§ PROBLEM STATEMENT: Look through the entries below and return all lines including the word "Identifikations".

§ AVAILABLE DATA:
>>

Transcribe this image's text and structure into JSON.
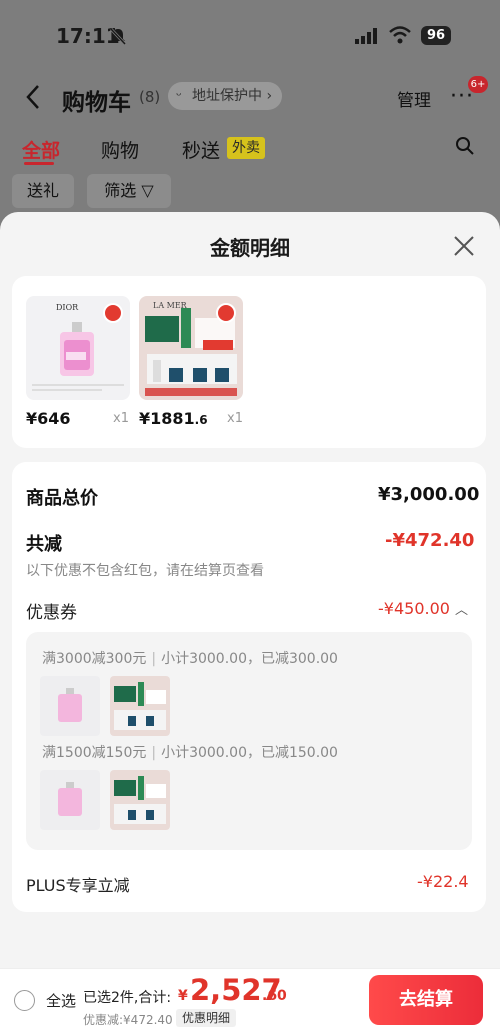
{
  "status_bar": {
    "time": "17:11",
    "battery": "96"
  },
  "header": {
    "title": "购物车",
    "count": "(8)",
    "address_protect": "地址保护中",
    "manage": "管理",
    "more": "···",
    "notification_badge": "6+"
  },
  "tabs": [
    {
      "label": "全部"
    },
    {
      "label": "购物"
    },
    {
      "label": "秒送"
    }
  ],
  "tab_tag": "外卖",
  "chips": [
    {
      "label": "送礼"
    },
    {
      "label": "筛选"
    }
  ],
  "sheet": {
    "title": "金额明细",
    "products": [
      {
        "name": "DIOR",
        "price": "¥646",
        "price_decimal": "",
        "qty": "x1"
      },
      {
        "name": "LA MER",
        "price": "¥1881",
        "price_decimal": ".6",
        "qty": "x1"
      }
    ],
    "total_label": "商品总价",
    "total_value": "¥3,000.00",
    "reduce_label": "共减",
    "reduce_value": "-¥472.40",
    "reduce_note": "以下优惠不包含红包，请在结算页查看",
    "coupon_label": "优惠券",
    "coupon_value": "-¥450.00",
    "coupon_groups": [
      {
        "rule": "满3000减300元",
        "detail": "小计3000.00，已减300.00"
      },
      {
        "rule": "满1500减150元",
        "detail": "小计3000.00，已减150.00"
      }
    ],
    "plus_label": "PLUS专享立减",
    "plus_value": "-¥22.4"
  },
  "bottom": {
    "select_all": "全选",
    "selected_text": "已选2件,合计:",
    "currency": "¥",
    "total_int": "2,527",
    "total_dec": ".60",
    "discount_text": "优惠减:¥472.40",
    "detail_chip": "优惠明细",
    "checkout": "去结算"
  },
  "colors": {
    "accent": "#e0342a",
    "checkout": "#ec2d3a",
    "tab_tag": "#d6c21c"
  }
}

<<
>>

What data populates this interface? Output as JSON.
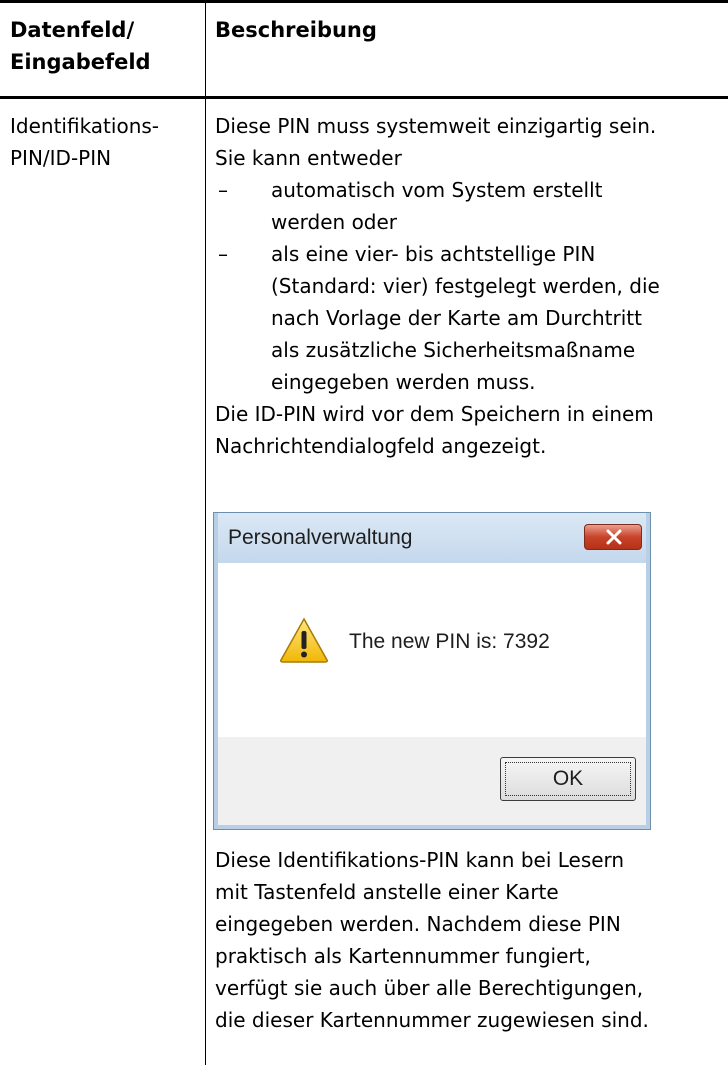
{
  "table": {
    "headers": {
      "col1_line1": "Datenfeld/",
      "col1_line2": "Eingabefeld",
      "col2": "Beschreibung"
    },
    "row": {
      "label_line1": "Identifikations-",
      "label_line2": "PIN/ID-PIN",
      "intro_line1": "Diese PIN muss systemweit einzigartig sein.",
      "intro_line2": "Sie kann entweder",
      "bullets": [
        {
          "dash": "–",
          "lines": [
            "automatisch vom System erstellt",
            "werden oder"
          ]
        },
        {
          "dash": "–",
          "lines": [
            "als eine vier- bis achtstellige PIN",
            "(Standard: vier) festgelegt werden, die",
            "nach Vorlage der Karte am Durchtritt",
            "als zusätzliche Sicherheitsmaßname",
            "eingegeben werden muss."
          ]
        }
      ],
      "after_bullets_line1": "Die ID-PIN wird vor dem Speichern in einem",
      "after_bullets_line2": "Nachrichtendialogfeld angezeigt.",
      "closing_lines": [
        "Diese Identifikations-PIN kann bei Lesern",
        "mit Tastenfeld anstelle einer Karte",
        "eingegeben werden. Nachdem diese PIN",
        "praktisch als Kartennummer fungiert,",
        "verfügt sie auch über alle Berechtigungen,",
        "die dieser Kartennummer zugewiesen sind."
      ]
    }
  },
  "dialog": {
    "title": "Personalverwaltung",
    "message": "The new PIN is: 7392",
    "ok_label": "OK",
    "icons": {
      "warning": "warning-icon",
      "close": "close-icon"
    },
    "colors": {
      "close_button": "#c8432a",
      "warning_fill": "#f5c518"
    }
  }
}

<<

§ FINISHED EXERCISE:
      "label_line1": "Identifikations-",
        "Diese Identifikations-PIN kann bei Lesern",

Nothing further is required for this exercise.